Over on the Twitter, we're posting reviews of new issues and books. The idea is that the review has to fit into one screenshot of our phones and that screenshot is the review that gets posted to social media. It's a fun way to approach single-issue reviews. You can follow us on Twitter (@FromCovToCov) to see them when they're posted and we'll be posting them here as well!
Here's what we have this week:
- Dune: The Graphic Novel Book 2
- Parker Girls #1
Click on the header link of each review to see more preview art from the book.
Fortunately, if you had the opportunity to read the first part of this adaptation, you know the quality of the publication both in its physical presentation of the classic and the faithfulness to the original story. It's impossible to bring everything into a comic adaptation, but Brian Herbert clearly knows the important notes, and he and Kevin Anderson achieve the appropriate balance.
What's most impressive is the amount of storytelling that is purely visual. That's something rather astounding for a sprawling novel. The source material rests firmly on big ideas, but Herbert and Anderson are content to allow Raul Allen and Patricia Martin to portray the landscape and lean into the world of Arrakis.
This type of storytelling leans into the concept of the setting being a character itself. I love when comics pick up this concept in general, and it's an essential component for any Dune adaptation. Not since Alexandre Tefenkgi's and Jean-Francois Beaulieu's work on Outpost Zero have I been this enamored with the way an adventure book handles its landscape.
I’ve seen enough movies to know that nothing good ever happens when a hapless man meets a beautiful woman on a beach.
The plots of one con and one murder interweave but never crossover in Terry Moore’s Parker Girls #1. A man who stole ten million dollars and a dead woman’s body washing up on a beach set the conflicts in this issue; both involving Parker Girls (and they’ll tell you there’s no such group) trying to exert their command over the situation. I’ll admit that I haven’t read a lot of Moore over the ages, losing track of SiP somewhere around the hallways point but his work there was about two women (Francine and Katchoo) reacting to the world around them. Here, Moore is telling the story about women trying to control the world around them, setting the agenda, and being the strength that’s needed.
This issue shows a world where the thieves, the killers, and the cops may think they control what’s happening but it’s the operatives like Kelly or Cherry Hammer (a great name for a flanneled secret agent) who are really directing events. There’s a force present when they’re on the page, a guiding hand manipulating the actions where they want them to go. This issue skirts the borders of an underworld where the Parker Girls (remember, they don’t exist) are the law. Or at least, they’re some kind of retribution in this world that Moore established in Strangers in Paradise.
Moore draws that strength and toughness in his characters.
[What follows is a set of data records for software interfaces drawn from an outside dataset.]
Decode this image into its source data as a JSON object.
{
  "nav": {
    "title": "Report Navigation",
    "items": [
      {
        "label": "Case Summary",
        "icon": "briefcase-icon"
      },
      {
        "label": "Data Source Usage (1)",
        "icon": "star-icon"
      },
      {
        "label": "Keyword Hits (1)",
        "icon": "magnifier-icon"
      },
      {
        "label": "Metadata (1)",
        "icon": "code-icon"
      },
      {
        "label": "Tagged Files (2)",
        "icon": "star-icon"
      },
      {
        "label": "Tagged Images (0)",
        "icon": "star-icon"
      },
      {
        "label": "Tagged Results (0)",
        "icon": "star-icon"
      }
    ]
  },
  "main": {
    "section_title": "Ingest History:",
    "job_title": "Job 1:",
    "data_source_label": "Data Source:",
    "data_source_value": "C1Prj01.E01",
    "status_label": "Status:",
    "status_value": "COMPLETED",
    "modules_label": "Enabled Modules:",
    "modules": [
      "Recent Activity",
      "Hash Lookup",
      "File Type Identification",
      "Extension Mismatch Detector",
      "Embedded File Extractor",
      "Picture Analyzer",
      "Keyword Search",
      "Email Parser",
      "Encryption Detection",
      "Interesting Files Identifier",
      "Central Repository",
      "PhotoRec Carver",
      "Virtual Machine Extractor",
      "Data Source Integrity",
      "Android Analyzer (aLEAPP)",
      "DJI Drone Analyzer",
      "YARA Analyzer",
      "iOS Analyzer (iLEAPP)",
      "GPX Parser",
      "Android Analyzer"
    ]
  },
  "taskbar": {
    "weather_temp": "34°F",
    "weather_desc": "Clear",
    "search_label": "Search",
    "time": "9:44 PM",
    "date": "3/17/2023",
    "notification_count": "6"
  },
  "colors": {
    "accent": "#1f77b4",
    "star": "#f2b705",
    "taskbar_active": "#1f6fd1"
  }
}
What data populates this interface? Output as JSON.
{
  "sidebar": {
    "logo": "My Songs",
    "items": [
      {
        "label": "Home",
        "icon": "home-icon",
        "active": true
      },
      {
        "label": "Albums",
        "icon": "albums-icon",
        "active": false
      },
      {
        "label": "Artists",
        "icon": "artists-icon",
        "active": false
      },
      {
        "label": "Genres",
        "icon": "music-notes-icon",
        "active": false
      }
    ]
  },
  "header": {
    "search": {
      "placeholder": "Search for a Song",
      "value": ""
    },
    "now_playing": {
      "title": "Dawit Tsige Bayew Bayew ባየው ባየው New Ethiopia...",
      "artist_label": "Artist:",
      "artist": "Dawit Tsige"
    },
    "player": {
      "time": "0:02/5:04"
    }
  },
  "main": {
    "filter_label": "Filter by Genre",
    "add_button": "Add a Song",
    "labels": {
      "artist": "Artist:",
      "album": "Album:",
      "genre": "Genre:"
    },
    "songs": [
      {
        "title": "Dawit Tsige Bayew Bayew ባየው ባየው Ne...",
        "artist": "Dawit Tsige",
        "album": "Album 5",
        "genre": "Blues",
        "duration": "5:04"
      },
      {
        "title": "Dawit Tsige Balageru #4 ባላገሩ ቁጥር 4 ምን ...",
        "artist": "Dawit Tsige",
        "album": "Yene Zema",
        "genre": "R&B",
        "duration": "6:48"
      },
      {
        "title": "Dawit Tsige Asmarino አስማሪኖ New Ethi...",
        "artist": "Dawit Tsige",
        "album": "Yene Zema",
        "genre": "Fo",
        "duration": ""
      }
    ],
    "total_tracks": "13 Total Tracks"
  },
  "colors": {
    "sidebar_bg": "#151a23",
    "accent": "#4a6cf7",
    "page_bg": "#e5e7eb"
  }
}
Always in charge; always in control, Kelly particularly in this issue is directing the momentum of this story without ever appearing to work at it. Moore shows her just subtly manipulating events to her purposes. How that control comes into conflict with a murder remains to be seen.